People with allergies have over-reactive immune systems that target and react to otherwise harmless substances in food or the environment. Food allergies are defined by an immune response triggered by food proteins. A substance that elicits an allergic response in an individual is called an "allergen." The severity of a reaction depends upon how sensitive an individual is and the quantity of the allergen consumed.
When a susceptible individual is exposed to a food allergen, the immune system reacts by releasing chemical "mediators" such as histamine. These chemical mediators trigger mild to severe inflammatory reactions in the tissues of the skin (itching, hives, rash), the respiratory system (cough, difficulty breathing, wheezing), the gastrointestinal tract (vomiting, diarrhea, abdominal pain), and/or the cardiovascular system (decreased blood pressure, heartbeat irregularities, shock).
When the symptoms of allergy develop rapidly, are severe and wide-spread, and occur in one or more systems of the body, the reaction is termed "anaphylaxis." Anaphylaxis is a life-threatening event that occurs in allergic individuals after exposure to their specific allergens.

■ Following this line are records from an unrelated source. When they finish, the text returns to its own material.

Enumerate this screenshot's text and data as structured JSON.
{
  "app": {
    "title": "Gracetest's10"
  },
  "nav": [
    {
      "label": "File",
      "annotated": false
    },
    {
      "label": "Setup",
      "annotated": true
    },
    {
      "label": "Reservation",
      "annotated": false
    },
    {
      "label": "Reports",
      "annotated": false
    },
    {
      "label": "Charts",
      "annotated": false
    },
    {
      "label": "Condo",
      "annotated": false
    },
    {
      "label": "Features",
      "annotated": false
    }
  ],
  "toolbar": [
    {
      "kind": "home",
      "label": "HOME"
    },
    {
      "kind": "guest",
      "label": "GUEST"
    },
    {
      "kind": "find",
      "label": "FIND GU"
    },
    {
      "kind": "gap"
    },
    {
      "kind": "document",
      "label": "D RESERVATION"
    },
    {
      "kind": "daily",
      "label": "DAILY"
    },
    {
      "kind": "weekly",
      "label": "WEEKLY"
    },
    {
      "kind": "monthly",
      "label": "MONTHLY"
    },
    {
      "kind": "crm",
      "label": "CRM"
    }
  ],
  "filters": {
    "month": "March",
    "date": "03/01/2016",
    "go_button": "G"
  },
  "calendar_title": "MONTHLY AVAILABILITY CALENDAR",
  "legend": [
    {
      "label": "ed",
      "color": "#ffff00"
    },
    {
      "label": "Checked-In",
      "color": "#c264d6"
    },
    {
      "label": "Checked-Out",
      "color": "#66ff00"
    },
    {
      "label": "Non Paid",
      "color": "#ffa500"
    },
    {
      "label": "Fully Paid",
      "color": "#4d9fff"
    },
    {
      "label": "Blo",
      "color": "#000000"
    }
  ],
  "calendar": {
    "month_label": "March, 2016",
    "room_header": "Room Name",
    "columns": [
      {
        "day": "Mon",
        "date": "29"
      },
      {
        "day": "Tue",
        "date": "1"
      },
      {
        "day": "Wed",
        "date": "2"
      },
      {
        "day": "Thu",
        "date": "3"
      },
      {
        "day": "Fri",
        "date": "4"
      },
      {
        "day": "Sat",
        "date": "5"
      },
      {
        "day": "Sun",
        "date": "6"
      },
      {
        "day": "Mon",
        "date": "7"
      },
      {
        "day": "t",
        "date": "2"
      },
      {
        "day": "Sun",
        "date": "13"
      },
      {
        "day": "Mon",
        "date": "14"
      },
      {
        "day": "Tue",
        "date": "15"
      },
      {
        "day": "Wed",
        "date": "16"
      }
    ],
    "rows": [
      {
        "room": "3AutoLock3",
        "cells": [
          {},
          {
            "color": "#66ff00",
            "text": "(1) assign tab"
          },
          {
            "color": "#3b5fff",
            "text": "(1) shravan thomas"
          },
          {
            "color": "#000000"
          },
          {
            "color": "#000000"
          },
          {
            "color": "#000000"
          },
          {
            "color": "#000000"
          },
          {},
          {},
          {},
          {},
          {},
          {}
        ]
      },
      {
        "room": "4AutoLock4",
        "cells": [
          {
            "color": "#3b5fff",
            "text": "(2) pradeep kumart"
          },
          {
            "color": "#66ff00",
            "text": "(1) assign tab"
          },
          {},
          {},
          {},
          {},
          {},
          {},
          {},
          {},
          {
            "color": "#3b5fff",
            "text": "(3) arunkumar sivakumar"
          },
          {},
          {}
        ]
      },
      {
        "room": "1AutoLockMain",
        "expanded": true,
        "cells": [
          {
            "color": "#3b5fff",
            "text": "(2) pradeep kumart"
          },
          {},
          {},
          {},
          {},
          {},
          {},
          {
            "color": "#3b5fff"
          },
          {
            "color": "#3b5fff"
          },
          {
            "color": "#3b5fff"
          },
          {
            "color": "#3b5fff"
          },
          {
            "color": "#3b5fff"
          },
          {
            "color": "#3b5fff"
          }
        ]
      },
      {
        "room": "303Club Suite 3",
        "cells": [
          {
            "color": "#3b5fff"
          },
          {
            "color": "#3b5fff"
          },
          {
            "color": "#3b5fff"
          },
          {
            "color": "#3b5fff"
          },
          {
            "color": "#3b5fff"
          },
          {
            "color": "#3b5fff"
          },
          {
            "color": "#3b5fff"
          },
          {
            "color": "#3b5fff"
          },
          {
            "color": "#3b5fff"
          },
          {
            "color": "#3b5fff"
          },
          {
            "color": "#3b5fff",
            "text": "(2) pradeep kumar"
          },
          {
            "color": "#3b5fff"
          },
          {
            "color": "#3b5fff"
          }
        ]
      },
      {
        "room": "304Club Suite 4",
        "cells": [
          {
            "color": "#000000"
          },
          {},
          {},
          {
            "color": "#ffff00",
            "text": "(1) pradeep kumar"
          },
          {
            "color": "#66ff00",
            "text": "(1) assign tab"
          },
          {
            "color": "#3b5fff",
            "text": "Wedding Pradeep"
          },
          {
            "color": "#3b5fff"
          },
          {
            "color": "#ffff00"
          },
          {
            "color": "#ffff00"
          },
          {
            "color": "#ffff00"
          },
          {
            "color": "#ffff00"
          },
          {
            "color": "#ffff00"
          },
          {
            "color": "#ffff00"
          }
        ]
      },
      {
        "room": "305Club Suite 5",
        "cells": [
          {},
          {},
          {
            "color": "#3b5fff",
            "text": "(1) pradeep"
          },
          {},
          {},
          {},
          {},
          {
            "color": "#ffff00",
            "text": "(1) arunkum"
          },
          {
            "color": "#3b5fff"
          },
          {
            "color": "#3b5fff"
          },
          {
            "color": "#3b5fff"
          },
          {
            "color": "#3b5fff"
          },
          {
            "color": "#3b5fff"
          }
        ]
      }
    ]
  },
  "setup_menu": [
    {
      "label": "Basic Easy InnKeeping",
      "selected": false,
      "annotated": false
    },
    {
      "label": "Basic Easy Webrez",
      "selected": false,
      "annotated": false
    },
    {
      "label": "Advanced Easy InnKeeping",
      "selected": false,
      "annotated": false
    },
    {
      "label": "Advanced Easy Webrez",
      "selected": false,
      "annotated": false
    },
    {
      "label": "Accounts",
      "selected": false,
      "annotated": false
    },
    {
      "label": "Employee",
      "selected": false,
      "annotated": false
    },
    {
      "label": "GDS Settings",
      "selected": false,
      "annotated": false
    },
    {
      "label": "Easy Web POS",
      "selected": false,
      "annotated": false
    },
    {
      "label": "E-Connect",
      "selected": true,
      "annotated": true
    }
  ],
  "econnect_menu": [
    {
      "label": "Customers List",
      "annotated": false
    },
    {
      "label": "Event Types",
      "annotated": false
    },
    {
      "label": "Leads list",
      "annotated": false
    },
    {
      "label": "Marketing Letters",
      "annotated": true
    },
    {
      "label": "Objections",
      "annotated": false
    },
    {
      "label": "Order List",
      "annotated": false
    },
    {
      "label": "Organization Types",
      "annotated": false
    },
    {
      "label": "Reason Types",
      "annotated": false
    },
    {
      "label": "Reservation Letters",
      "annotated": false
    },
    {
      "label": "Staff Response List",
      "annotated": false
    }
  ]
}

Food is the most common trigger of anaphylaxis in the general community and can be fatal if not treated immediately.
Aside from foods, other common examples of life-threatening allergens are: stinging insects, medications, and latex rubber. Anaphylaxis may also occur in association with exercise. Approximately 150-200 deaths per year are due to food anaphylaxis, mostly from peanut and tree nut allergies, while 50 deaths per year are caused by insect stings. According to a study released in 2013 by the Centers for Disease Control and Prevention, food allergies among children increased by approximately 50% between 1997 and 2011. Fatal anaphylaxis is more common in children with food allergies who are asthmatic, even if the asthma is mild and well controlled.